Three Ways of Making Money Illicitly after a Single Breach
Throughout 2020 and into the new year, file-locking Trojans are observably diversifying their strategies for making money. An especially striking point in this direction, the Quoter Ransomware, shows the unreliability of encryption-countering backups for rolling back all problems that Trojans of this type might cause. The Quoter Ransomware is a new family-specific to RTM surprisingly – hackers better-known for dealing in banking Trojans.
The RTM group is targeting financial and transportation businesses inside Russia, predominantly but not exclusively. Initial infection vectors are, as is usual, e-mail phishing lures that bear workplace-related themes, tricking workers into opening the attached files. Doing so installs the RTM Banking Trojan. Because the Trojan also includes backdoor features, RTM attackers fully compromise the system and then the rest of the network.
If the Trojan is unsuccessful at collecting money, the hackers deploy the Quoter Ransomware as a fallback solution for their profits. The Quoter Ransomware uses AES-256 encryption for blocking files and drops ransom notes for victims, with average ransoms at a million USD. In the same fashion as the NEFILIM Ransomware, some versions of the AES-Matrix Ransomware, etc., the Quoter Ransomware also extorts money through threatening leaks of the company's data to publicly-visible websites.
Compensating for Crooks Making Money the Wrong Way
The Quoter Ransomware name is from its inserting additional quotes – such as Bible verses – into the internal data of encrypted files, although this feature isn't a notable part of its encryption's security. Besides the quirks unique to the Trojan, the Quoter Ransomware campaign also shows the value of multiple Trojans and third-party software to hackers. As in RTM's case, they may use remote admin applications like LiteManager for compromising multiple devices across various operating systems and delay the deployment of the file-locking Trojan until months after any initial breaches.
Users should be attentive to the staples of network security, such as using strong passwords, updating software, and avoiding unusual e-mail attachments, such as documents with embedded macros. Commonplace examples of disguises that malware experts confirm in the Quoter Ransomware campaign include fake subpoenas and refund requests. RDP access also should be kept under strict control.
The Quoter Ransomware's encryption routine is typically-efficient and should finish blocking files without much time. Users still can protect their data by backing it up and having anti-malware services for removing the Quoter Ransomware but remain at risk from other elements (data theft and leaks) of RTM's assaults.

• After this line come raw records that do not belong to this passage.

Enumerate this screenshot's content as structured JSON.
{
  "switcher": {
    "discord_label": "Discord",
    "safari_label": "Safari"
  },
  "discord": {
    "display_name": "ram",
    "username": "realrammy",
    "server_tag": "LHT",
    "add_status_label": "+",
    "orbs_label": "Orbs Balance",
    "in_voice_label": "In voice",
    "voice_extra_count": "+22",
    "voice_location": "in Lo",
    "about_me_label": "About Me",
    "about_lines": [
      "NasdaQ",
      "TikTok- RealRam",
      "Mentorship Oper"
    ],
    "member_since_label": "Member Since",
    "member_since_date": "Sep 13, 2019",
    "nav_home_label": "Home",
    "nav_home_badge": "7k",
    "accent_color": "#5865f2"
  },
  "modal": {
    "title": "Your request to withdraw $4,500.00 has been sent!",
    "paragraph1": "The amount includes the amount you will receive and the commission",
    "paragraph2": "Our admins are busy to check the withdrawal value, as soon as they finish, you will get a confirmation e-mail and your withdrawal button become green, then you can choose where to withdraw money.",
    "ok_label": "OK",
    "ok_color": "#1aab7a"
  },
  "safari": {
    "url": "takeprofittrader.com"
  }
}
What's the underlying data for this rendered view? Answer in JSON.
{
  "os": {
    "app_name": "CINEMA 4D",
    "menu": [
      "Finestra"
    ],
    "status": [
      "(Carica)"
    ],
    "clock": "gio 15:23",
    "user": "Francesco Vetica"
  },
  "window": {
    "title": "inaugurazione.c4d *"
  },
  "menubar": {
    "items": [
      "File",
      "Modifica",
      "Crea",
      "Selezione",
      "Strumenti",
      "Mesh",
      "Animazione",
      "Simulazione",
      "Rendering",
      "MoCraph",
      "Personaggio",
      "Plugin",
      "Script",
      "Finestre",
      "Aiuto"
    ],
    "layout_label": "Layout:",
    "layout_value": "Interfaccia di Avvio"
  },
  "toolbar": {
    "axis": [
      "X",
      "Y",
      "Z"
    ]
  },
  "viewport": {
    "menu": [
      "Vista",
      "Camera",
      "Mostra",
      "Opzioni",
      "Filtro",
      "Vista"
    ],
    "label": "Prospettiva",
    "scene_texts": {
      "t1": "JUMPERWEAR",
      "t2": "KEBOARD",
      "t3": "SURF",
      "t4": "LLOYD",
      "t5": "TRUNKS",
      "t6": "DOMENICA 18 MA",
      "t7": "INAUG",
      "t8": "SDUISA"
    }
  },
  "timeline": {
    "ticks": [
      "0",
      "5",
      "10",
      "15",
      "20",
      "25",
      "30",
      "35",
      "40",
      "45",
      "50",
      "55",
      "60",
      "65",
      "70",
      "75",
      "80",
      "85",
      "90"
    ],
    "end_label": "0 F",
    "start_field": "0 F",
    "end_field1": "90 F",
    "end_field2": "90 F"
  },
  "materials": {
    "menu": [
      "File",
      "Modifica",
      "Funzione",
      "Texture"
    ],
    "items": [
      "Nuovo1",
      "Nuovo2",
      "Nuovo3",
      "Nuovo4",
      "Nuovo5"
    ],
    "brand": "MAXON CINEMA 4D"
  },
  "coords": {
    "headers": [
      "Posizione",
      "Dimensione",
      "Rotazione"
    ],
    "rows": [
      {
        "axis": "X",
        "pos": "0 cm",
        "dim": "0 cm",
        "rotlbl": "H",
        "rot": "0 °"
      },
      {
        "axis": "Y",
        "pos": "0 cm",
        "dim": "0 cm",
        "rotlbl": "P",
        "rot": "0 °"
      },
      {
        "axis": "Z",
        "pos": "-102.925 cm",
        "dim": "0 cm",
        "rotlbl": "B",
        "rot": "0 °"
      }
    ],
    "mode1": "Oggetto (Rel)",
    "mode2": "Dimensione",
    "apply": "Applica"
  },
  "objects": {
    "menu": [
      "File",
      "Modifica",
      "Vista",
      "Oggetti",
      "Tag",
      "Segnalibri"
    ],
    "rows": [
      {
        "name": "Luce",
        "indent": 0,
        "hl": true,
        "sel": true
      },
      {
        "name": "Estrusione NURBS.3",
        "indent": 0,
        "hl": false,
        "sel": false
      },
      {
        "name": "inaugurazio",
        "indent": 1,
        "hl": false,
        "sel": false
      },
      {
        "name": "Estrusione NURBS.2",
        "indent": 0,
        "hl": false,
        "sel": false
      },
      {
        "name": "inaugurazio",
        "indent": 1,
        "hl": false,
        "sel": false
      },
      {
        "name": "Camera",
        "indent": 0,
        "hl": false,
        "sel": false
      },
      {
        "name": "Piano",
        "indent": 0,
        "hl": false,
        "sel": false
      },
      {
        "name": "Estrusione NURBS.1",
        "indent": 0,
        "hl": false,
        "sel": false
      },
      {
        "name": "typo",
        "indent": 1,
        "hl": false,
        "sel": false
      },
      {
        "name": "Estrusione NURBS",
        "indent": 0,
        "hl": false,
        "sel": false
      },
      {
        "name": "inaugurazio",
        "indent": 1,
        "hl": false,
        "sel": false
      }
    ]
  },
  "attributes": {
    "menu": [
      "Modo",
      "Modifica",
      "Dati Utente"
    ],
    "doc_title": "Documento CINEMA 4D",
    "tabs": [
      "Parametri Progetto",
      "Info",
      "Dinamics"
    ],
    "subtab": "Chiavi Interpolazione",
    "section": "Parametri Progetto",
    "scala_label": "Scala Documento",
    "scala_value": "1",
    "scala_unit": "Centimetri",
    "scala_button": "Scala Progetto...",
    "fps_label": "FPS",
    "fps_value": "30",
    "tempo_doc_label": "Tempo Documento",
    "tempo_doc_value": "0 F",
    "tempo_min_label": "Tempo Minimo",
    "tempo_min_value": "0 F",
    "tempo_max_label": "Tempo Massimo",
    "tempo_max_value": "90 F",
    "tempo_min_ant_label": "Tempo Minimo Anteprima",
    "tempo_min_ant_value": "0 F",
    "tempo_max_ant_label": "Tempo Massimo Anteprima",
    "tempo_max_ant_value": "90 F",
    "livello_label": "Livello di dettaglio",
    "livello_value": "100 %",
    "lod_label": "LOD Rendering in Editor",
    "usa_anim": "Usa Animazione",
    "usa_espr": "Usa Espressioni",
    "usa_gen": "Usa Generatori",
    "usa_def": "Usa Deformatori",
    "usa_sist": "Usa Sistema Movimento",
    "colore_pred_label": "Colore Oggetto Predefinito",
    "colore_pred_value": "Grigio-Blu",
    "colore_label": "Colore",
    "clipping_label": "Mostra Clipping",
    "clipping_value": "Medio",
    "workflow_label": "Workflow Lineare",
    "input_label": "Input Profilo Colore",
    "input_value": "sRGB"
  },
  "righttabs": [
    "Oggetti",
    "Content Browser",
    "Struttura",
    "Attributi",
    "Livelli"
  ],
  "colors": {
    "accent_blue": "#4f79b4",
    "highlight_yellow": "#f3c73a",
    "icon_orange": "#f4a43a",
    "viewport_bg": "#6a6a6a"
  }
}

As ongoing 'business' adaptations in black hat campaigns show, a backup isn't enough anymore, either for businesses or their workers. Not stopping a threat like the Quoter Ransomware from getting into a network is fast becoming a mistake with permanent repercussions.